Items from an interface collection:
#####

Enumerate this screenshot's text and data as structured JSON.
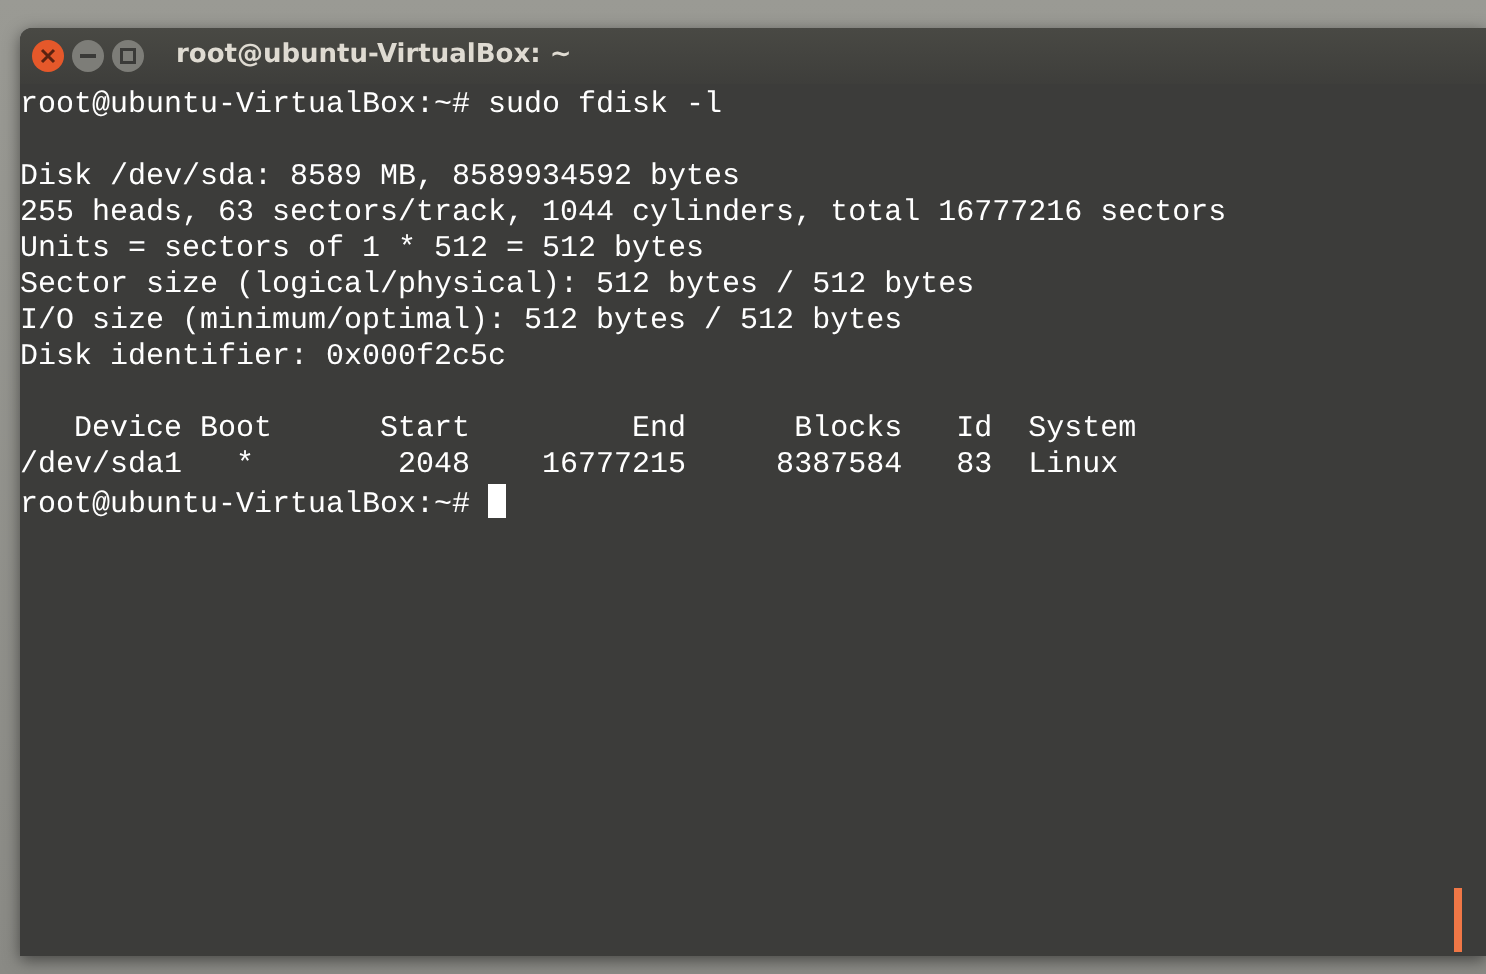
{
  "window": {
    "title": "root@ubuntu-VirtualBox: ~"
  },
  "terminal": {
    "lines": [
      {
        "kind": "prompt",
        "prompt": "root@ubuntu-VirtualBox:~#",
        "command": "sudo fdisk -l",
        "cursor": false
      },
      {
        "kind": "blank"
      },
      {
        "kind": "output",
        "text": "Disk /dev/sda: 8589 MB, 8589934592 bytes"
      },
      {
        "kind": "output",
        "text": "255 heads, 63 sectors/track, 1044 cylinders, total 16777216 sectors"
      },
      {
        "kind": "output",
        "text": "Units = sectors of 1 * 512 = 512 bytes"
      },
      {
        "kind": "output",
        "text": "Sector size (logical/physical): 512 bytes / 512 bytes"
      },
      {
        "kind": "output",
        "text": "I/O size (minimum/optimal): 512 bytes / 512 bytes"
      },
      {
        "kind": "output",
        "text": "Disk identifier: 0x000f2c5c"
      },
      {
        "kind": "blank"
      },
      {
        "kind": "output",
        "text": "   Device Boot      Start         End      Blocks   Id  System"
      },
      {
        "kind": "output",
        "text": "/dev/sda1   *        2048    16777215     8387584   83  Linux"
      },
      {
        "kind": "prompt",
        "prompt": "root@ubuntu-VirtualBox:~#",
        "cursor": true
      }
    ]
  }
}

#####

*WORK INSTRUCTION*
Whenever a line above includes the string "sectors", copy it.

*EXERCISE SOLUTION*
        "text": "255 heads, 63 sectors/track, 1044 cylinders, total 16777216 sectors"
        "text": "Units = sectors of 1 * 512 = 512 bytes"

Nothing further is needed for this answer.